◆ **Extracted records**
------------

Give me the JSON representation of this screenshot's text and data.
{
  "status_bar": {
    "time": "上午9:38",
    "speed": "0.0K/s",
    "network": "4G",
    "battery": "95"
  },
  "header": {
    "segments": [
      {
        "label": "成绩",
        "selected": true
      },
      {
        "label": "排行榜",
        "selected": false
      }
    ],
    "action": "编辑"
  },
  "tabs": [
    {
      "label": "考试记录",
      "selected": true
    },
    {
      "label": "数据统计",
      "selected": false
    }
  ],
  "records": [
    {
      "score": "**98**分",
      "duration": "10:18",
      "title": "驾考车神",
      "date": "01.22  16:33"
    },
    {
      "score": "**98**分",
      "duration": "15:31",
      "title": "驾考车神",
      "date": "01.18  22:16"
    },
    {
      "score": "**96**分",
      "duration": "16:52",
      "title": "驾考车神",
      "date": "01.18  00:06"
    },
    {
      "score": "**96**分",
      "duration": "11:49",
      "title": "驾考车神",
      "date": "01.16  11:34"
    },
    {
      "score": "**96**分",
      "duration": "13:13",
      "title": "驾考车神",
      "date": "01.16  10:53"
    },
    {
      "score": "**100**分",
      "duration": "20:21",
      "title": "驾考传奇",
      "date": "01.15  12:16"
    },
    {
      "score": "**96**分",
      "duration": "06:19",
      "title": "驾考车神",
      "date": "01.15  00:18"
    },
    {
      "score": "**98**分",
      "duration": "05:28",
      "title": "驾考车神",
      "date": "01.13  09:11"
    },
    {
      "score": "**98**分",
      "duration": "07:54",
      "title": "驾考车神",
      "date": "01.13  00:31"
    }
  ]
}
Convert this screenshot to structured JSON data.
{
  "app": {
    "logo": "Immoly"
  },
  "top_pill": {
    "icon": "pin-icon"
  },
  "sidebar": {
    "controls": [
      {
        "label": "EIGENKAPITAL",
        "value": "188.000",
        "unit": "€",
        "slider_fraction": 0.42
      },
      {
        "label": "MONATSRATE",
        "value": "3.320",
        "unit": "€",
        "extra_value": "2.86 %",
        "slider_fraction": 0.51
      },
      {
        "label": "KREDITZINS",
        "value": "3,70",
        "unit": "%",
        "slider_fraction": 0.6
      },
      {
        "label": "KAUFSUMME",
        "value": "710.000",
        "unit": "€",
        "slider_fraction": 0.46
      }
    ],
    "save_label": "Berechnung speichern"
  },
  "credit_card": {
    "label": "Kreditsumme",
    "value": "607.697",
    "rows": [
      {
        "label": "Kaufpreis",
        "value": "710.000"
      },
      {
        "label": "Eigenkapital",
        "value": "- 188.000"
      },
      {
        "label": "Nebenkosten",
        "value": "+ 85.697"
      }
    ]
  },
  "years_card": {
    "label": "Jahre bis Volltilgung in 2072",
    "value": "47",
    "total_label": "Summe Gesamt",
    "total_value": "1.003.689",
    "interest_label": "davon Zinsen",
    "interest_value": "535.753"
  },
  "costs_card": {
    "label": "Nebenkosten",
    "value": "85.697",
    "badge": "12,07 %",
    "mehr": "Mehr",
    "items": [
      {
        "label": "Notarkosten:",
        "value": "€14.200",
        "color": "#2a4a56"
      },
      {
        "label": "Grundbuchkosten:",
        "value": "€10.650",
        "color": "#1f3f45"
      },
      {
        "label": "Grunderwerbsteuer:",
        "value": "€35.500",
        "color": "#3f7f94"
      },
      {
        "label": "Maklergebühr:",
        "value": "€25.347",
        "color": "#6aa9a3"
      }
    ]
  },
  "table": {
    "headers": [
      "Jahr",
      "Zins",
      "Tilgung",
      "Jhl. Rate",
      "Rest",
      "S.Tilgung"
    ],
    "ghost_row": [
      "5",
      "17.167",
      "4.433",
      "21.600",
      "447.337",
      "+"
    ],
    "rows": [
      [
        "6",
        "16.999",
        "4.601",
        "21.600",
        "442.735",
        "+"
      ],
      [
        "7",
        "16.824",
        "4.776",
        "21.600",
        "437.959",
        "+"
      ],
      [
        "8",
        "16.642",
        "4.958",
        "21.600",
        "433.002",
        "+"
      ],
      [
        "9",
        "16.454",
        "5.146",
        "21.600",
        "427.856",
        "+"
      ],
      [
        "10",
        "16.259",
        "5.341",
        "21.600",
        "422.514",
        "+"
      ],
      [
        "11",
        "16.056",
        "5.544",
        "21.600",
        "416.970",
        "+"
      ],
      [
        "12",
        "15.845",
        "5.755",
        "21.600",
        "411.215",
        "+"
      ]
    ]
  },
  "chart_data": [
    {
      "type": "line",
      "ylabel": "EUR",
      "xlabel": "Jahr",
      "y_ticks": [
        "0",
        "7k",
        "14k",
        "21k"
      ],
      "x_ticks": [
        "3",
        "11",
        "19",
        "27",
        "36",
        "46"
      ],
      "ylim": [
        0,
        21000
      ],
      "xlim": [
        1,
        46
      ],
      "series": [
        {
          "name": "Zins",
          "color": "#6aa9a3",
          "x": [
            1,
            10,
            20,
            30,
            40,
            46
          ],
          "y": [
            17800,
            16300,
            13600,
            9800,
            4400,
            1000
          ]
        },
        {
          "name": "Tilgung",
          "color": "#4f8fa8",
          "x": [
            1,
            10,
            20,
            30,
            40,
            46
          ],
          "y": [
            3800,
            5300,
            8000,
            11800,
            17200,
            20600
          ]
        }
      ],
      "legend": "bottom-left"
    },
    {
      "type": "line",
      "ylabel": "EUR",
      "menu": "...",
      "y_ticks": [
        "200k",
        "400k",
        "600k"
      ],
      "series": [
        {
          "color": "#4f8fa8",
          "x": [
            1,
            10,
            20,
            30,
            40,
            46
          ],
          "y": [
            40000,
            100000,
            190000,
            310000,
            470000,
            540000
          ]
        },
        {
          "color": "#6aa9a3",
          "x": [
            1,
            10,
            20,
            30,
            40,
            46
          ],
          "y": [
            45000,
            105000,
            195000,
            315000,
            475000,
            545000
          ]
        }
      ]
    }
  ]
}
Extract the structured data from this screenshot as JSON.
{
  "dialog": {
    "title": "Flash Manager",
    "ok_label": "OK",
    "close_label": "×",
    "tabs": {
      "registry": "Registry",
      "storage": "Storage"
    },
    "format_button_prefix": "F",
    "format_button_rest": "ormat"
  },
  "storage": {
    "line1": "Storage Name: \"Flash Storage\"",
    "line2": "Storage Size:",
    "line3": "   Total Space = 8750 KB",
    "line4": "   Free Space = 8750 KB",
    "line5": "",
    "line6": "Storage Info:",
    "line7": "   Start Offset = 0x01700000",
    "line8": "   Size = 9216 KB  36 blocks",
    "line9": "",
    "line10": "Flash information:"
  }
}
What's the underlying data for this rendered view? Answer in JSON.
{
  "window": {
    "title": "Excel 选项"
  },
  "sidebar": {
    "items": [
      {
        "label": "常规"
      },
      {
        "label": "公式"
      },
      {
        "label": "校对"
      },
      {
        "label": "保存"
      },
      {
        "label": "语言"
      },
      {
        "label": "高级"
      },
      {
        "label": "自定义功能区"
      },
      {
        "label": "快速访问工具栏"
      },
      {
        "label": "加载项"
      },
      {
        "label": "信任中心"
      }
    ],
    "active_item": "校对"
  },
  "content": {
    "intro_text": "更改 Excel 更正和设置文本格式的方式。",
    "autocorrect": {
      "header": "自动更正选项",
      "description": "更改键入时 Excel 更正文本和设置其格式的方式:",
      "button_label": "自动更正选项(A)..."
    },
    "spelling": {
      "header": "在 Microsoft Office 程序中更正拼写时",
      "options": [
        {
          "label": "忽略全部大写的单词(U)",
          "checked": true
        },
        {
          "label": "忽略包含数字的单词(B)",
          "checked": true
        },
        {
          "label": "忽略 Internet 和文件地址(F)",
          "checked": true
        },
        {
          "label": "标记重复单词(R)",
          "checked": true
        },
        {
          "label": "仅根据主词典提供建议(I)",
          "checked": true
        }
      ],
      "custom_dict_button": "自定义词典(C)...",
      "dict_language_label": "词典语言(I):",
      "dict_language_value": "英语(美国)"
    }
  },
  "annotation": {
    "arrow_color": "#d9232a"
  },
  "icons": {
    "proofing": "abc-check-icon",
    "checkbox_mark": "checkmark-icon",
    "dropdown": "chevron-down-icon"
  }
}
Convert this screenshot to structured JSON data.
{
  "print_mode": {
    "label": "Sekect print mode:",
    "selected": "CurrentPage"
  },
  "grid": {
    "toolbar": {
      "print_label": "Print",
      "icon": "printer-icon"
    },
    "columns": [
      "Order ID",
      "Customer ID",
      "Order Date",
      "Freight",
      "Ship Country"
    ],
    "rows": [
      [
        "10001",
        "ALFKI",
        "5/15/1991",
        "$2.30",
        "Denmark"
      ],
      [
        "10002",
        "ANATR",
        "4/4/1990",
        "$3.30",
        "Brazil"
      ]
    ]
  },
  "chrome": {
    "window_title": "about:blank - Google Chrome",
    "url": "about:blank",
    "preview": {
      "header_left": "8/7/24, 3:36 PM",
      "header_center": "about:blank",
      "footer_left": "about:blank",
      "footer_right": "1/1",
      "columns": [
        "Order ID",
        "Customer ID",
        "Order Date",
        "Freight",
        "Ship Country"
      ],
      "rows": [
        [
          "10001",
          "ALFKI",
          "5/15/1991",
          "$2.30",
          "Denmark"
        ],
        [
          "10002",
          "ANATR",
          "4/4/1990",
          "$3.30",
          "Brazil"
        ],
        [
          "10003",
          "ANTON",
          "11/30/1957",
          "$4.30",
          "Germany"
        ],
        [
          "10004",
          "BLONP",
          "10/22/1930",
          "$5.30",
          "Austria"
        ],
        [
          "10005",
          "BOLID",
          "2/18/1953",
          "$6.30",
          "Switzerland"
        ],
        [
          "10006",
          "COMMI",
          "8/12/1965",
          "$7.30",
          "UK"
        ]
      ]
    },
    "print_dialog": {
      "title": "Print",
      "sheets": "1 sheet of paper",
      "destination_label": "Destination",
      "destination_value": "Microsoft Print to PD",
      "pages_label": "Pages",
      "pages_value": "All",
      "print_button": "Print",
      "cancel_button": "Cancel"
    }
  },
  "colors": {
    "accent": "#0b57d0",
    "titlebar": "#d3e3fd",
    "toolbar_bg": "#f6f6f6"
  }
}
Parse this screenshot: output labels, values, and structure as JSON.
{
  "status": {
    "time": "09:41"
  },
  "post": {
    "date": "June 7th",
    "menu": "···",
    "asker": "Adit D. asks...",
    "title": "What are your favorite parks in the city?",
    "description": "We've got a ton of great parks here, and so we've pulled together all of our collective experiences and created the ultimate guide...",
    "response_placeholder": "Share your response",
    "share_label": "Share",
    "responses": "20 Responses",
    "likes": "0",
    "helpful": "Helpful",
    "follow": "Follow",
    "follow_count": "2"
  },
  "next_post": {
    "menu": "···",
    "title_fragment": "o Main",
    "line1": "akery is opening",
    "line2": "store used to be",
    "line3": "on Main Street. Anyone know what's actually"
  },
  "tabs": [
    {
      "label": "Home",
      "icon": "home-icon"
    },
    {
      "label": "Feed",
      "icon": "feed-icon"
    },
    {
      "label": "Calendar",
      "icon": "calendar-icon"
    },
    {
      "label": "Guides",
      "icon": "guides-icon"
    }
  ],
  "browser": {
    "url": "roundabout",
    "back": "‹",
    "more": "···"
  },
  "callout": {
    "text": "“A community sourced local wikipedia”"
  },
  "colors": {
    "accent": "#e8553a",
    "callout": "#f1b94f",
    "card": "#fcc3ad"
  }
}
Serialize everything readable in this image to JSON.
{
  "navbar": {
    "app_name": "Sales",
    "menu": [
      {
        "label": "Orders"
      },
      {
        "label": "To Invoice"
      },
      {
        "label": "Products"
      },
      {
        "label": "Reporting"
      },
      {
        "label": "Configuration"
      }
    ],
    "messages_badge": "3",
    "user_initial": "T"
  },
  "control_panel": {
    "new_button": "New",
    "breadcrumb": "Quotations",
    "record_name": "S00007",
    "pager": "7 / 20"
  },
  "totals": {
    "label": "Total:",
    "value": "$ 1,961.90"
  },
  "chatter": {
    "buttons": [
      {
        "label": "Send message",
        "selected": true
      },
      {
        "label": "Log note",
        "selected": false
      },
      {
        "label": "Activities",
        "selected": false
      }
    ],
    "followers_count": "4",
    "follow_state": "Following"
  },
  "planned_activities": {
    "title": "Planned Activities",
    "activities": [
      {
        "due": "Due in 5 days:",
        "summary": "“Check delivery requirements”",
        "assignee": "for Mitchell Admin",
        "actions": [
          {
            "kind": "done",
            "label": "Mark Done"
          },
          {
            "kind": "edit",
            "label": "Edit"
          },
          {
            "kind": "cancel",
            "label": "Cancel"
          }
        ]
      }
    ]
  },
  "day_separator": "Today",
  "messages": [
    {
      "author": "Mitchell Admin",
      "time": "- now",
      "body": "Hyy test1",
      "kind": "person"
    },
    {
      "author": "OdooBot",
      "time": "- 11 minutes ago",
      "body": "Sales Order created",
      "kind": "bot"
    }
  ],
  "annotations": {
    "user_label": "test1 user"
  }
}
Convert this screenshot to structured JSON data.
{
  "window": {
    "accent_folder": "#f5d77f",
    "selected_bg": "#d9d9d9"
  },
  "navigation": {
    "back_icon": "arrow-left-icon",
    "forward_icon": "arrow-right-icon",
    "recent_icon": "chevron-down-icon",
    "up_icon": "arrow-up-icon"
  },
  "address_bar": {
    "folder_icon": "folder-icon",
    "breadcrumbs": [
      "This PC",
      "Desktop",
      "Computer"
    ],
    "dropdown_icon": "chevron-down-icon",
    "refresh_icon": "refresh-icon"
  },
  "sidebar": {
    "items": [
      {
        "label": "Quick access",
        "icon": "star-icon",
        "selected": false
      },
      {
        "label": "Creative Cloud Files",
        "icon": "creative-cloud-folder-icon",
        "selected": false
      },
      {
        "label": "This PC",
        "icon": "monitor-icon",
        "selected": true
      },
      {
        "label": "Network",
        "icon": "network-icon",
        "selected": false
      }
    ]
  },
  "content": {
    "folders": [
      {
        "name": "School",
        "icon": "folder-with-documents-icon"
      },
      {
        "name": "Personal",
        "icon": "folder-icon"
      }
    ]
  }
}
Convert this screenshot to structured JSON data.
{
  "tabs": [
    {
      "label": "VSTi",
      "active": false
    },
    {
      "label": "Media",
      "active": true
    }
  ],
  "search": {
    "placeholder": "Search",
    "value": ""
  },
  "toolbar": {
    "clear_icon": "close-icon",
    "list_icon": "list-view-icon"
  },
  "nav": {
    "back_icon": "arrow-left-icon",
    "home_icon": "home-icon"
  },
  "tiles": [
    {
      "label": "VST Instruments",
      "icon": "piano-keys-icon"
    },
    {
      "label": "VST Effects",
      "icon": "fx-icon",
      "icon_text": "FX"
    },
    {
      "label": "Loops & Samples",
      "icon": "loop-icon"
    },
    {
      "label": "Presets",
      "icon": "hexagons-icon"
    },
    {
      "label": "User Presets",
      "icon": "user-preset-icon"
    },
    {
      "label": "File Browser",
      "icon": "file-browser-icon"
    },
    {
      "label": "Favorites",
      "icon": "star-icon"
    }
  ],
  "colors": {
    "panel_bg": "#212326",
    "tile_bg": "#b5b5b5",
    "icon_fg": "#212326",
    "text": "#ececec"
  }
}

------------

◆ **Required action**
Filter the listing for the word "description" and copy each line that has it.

◆ **Response for this exercise**
      "description": "更改键入时 Excel 更正文本和设置其格式的方式:",
    "description": "We've got a ton of great parks here, and so we've pulled together all of our collective experiences and created the ultimate guide...",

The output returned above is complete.